THE WAR ON SUPERBUGS
Searching for a suitable doctorate in this field, Robert Macsics became aware of TUM Professor Dr. Stephan A. Sieber. As the Chair of Organic Chemistry II, he is pursuing a very innovative research approach aimed at developing new drugs to combat multiresistant bacteria. From the very beginning, Robert Macsics was extremely keen.
Bacteria resistant to antibiotics are a major problem all over the world. The dreaded hospital-acquired infections involve what is known as multiresistance. Virtually all available antibiotics can no longer put a stop to these multiresistant pathogens. Hundreds of thousands of people are dying every year as a result of infections with these pathogens. So the search is on for new antibiotics that are different from all those already available. In the course of their research at TUM, Robert Macsics and his colleagues seem to have found one.
In order to turn the promising active ingredient into a marketable antibiotic, Robert Macsics established the start-up smartbax in 2021 together with Professor Sieber and experienced entrepreneur Marco Janezic. Initially, Robert Macsics had aimed for a secure job in a large company after finishing his doctorate. Now he is an entrepreneur himself and no longer deals with just scientific issues, but also with economic, legal, strategic and all kinds of bureaucratic hurdles. “The more I immerse myself in the world of bioentrepreneurship, the more I realize that this is right up my alley,” he says. “I love the challenges and the diversity of what I do.”
Without planning it, Robert Macsics is now doing exactly what he always wanted to do. “I take joy in my work, have fun with my colleagues, and feel like I’m doing something meaningful,” he says. “As a scientist at TUM and as an entrepreneur at the same time, I am certainly covering all these essential drivers of my life.”
Doctorate Chemistry 2020
From 2012 to 2015, Robert Macsics completed a bachelor’s degree in Chemistry and Biochemistry at Ludwig-Maximilians-Universität in Munich. He completed a master’s degree in Pharmacology at the University of Oxford in the UK in 2016. He then returned to Munich for his doctorate. With a fellowship from the Boehringer Ingelheim Fund, he pursued his doctorate at the Chair of Organic Chemistry II at TUM from 2016 to 2020. In the publicly funded TUM project aBACTER and with his own Biotech start-up, Robert Macsics is doing everything he can to develop a new antibiotic against multiresistant bacteria. In 2021, he received the Klaus Tschira Foundation’s KlarText Prize for Science Communication for the fact that he is able to present his complex research in an accessible way, even to laypersons.

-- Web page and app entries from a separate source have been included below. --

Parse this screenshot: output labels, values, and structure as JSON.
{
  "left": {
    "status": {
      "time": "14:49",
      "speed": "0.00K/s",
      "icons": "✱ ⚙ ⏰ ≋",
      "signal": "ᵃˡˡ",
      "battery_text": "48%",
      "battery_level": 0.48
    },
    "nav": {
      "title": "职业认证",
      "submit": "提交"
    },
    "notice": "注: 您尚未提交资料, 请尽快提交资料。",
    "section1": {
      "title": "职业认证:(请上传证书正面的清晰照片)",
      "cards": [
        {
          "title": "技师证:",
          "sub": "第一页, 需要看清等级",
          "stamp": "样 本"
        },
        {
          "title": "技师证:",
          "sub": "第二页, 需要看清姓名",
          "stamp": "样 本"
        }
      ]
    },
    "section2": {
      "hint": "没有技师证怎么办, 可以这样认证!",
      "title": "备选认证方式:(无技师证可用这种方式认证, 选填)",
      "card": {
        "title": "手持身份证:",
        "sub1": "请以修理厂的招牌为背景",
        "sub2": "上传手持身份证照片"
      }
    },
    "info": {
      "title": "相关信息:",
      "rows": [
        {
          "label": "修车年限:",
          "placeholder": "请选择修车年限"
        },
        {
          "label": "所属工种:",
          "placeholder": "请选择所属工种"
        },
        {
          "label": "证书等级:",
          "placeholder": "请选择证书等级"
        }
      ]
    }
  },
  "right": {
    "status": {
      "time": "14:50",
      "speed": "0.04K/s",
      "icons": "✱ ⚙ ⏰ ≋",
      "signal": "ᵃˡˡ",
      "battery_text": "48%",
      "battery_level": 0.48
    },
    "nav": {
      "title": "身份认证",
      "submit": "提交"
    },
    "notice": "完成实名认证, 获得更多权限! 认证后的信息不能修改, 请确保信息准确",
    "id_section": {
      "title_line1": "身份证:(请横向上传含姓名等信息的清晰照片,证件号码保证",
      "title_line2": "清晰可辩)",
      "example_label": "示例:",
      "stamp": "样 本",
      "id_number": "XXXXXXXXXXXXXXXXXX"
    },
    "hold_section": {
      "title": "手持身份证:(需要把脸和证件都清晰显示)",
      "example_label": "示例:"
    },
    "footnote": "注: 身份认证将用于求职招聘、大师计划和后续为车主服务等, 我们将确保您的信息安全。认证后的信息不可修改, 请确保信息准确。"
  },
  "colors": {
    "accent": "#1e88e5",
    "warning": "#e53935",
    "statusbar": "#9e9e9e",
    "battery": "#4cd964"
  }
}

Whenever time permits, Robert Macsics is meeting up with his friends. Activities such as hiking, biking and traveling may also coax the passionate scientist out of his lab.